Director/Screenplay/Photography – Perry Blackshear, Producers – MacLeod Andrews, Perry Blackshear, Evan Dumochel & Kimberly Parker. Production Company – They Look Like People LLC
MacLeod Andrews (Wyatt Goodwin), Evan Dumochel (Christian), Margaret Drake (Mara Drake), Mick Casale (Psychiatrist), Elena Greenlee (Sandy)
Christian leads a regular life in a New York City, working an office job and trying to think of a way to ask out his boss Mara. He then bumps into his childhood friend Wyatt on the street. Wyatt has just returned to town and Christian insists that he come and stay in his apartment. However, Wyatt is hearing voices speaking to him, telling him that there are demons that look like people, that some may even be his friends, and that he will be required to kill them.

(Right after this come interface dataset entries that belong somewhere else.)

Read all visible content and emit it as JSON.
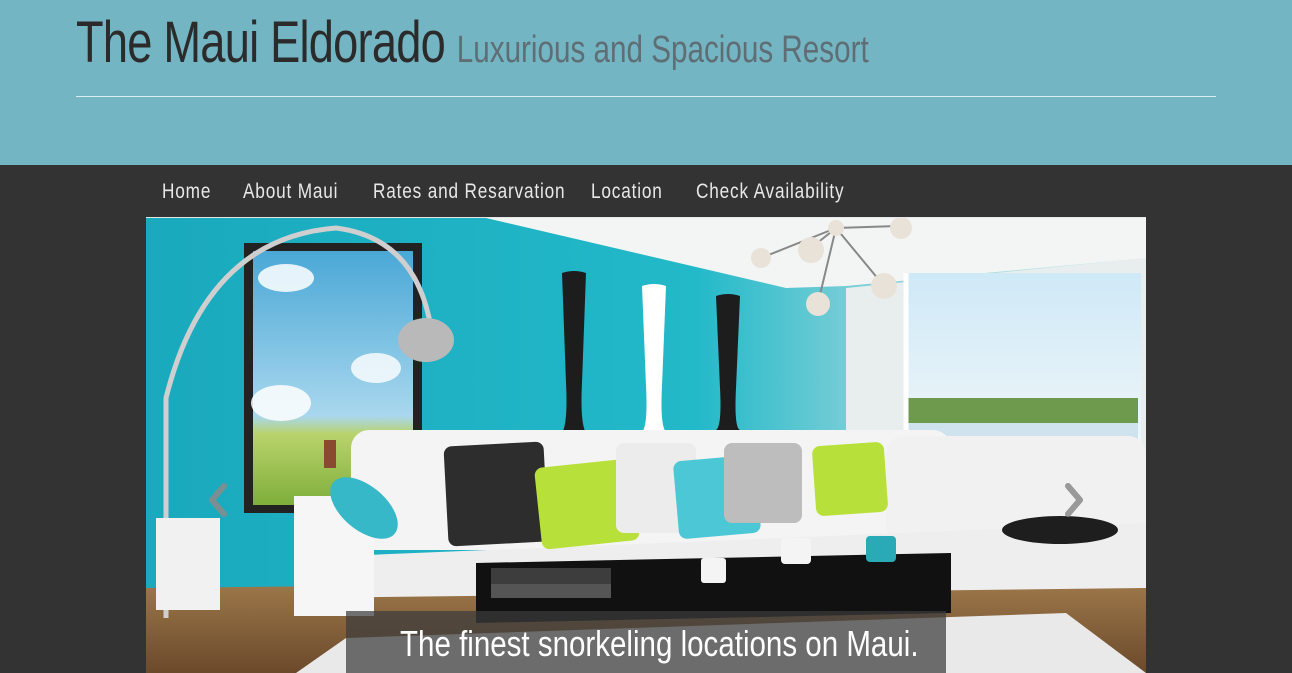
{
  "site": {
    "title": "The Maui Eldorado",
    "tagline": "Luxurious and Spacious Resort"
  },
  "nav": {
    "items": [
      {
        "label": "Home"
      },
      {
        "label": "About Maui"
      },
      {
        "label": "Rates and Resarvation"
      },
      {
        "label": "Location"
      },
      {
        "label": "Check Availability"
      }
    ]
  },
  "carousel": {
    "caption": "The finest snorkeling locations on Maui.",
    "prev_icon": "chevron-left-icon",
    "next_icon": "chevron-right-icon"
  },
  "colors": {
    "header_bg": "#74b5c3",
    "page_bg": "#333333",
    "wall_accent": "#1fb3c4",
    "pillow_lime": "#b8e03a"
  }
}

They Look Like People is a directorial debut for Perry Blackshear who had made a half-dozen short films before, The film gained a great deal of word of mouth around various film festivals.
Perry Blackshear says that he took inspiration from Take Shelter (2011) in which Michael Shannon has hallucinations of the end of the world that only he can see, leading those around him to think of him as crazy. Perhaps you could also point out even greater similarity to the Bill Paxton directed Frailty (2001) in which Paxton played a man receiving visions in which he is told to kill demons that look like ordinary people. They Look Like People has similarities to these but it is also uniquely its own film in which Perry Blackshear does some remarkable things.
What particularly blew me away during the initial scenes was Perry Blackshear’s ability to abruptly jerk us between the internal life/monologue of characters and the world outside – of Evan Dumochel listening to his positive thinking tapes on the subway and then the unexpected jolt as he bumps into MacLeod Andrews on the street. Or where you are never entirely sure whether Evan Dumohel’s attraction to Margaret Drake is all in his head or he is regarded as a serial sexual harasser around the workplace as also seems to be implied. The scene where he goes in to see her, only to be cut loose and then returns to pack up his things and find an anonymous Post-It note “Good luck dominating, asshole,” on his desk pulls you back out of his daydream with a considerable jolt.
The photography is the raw naturalism we associate with indie films but at the same time the editing scheme is highly calculated. The naturalism of the introductory scenes – of the two friends meeting again and Evan Dumochel inviting MacLeod Andrews to stay, of Evan Dumochel’s maybe date with Margaret Drake – jars with the increasingly disturbing elements that enter such as where Andrews goes down to the basement and tapes a knife under the table. Then comes the WTF scene that jolts you wide awake where Andrews gets a phonecall in the middle of the night and goes down into the basement where he is told to await orders to kill people and that he may be asked to kill friends but that Christian is still a good guy so far.
Perry Blackshear leaves you bewildered and puzzled about what is going on – all in a good way. Things become decidedly chilling when MacLeod Andrews invites Margaret Drake down into the basement and then starts creepily talking to her about sulphuric acid before producing an axe or later where he passes notes to Evan Dumochel that say the battle is about to start. The bizarreness is how in any other film there would be easily cued responses where everybody flips out at this. The surprise is how matter-of-fact everybody reacts – Margaret Drake starts hitting Andrews after he follows her in the street but then turns and feels sorry for hurting him, while Dumochel regards the note as mildly puzzling but doesn’t do anything like throw Andrews out on the street.
The most riveting scenes are those that come in the last ten minutes where Evan Dumochel allows MacLeod to tie him up in the cellar as the signal for the end of the world comes (something seemingly reinforced by the power going off) and to place a blindfold over his head. This becomes a gruellingly intense scene as you genuinely do not know where everything is going to end up. Thankfully, Perry Blackshear never ends the film with the cheap twist that both Frailty and Take Shelter fall for. I only await what he makes next with great anticipation.